Just like okapi, bonobos (Pan paniscus) are endemic to the Democratic Republic of Congo, in the rainforest south of the River Congo. The main threats to bonobos in the wild are hunting and deforestation. While they are not actively hunted, some become victims as an accidental side-effect of illegal hunting for bushmeat. Just like okapi, bonobos also serve as ambassadors for the rich Congolese rainforest and the zoo population is managed as a back-up for the population in the wild. When EEPs were set up in 1985, the bonobo programme was among the first, together with those of the okapi and the Congo peafowl. 

The EEP for this species is coordinated by Jeroen Stevens, one of the previous ZOO scientists, and curator of mammals Sarah Lafaut.
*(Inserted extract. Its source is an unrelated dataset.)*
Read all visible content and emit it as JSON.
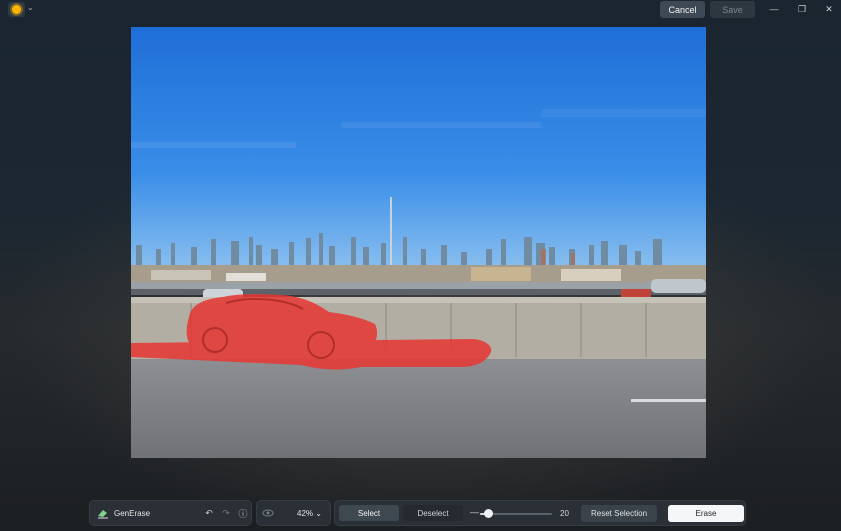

Planckendael ZOO has actually been conducting scientific research with bonobos for more than 25 years. This contributes significantly to a better understanding of bonobos and helps us manage the breeding programme more effectively. 

In DR Congo, researcher Barbara Fruth works as the director of the LuiKotale Bonobo project on the southwestern edge of Salonga National Park. By systematically observing the behaviour of individual bonobos and analysing the urine, faecal and hair samples, we seek to further expand our knowledge of the behavioral and evolutionary ecology of bonobos.